February 14th, 2017
We offer education programs for people looking to learn about or become involved in the latest estuary science. Our goals are to build scientific literacy and understanding, strengthen stewardship of the estuary and our Reserve sites in particular, and support community-level responses to climate change. We accomplice these goals by translating research from the Reserve and the San Francisco Estuary into engaging, accessible programs and products for educators and visitors.
Open Houses: The NERR has three houses! We participate in annual open house events at each of them: Ranch Day is typically the last Saturday in April at Rush Ranch, Heritage Day at China Camp is typically in late August, and we partner with the Romberg Tiburon Center on a variety of events for specific audiences (check upcoming events for details). These events are a fun way to learn a little science and history too!
- The NERR/Solano Land Trust Tidal Marsh Docent Program leads a walk on the third Saturday of every month at Rush Ranch as part of “Get the Rush”, a family-friendly morning on the Ranch.
- Our holiday tradition is to lead interpretive walks during the winter “King Tides” – the highest high tides of the year. The annual flooding opens our eyes to what sea level rise may look like on the landscapes we protect, love, and use. It is also beautiful! These events fill up quickly, so be sure to watch for the announcement.
- Sarah Ferner, NERR Education Coordinator, leads guided interpretive walks at both Rush Ranch and China Camp a few times a year, check upcoming events for details.
- On your own schedule, you can contribute to the Rush Ranch project on iNaturalist, which will help us create field guides and a species list for the site. Both Rush Ranch and China Camp are also hot spots on eBird.
- More formal opportunities include California King Tide Initiative’s Citizen Science Photo Monitoring and an oyster monitoring project for high school students.
- We also incorporate citizen science into short-term grant-funded research; for example, we are currently pilot-testing a project where you can help validate satellite imagery using your smart phone in partnership with USGS and NASA.
Sarah Ferner and Natalie DuMont, from Solano Land Trust, have the pleasure of leading a motivated and excited group of Tidal Marsh Docents at Rush Ranch. We offer a free in-depth natural history training program to recruit and prepare new docents every other year. Upon graduation, pairs of Tidal Marsh Docents lead Get the Rush walks once a month, as well as special programs.
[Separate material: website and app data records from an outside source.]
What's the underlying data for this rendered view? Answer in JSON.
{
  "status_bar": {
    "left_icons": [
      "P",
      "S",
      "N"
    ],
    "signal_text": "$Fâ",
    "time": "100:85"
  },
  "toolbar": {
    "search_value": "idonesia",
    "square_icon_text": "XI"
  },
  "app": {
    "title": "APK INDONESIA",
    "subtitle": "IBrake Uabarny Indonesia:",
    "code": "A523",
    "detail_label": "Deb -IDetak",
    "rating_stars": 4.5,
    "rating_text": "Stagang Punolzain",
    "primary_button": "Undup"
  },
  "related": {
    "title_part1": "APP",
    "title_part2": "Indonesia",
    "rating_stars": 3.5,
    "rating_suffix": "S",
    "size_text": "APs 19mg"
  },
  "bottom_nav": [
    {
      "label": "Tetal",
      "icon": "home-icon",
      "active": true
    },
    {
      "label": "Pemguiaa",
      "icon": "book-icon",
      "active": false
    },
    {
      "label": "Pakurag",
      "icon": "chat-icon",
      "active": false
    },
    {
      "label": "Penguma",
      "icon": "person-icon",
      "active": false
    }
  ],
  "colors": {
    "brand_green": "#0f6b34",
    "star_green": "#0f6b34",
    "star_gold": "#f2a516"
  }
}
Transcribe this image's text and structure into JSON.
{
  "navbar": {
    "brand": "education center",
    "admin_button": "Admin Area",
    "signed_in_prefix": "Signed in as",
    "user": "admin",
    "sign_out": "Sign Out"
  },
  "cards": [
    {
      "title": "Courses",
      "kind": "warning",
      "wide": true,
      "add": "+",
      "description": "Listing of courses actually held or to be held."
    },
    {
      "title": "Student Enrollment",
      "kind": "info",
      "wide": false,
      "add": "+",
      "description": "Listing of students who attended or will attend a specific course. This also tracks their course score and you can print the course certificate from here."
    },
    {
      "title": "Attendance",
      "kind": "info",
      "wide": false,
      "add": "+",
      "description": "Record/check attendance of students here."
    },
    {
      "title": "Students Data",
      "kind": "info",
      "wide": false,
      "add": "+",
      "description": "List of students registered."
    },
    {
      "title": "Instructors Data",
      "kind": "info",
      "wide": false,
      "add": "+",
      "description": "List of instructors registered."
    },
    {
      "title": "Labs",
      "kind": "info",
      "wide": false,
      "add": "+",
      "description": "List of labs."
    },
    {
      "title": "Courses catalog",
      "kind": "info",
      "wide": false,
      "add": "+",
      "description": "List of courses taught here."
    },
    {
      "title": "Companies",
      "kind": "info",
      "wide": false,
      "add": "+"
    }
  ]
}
China Camp doesn’t have a similar program, but we are hoping to develop one in the future. Please email Sarah if you would be interested in volunteering to lead interpretive programs at China Camp!
Science Teacher Trainings:
Our “Estuary Ecology Day” program that was led in partnership with the Romberg Tiburon Center has been cancelled, but we will continue to offer topic-specific field trips for educators and are developing more in-depth programming to help teachers meet Next Generation Science Standards by integrating local, authentic research into their classrooms. Join the Teacher Trainings mailing list to stay up-to-date.
Looking for resources to teach about the San Francisco Estuary? Check out the collections organized by topic under the “Resources from Past Programs” tab above. NERRS also has great resources, including lesson plans and a video library, available on our national education site, www.estuaries.noaa.gov.
Where appropriate, we develop new education programs in response to audience needs, and we also know other estuary education providers throughout the region, so please send Sarah Ferner an email if you did not find what you were looking for here.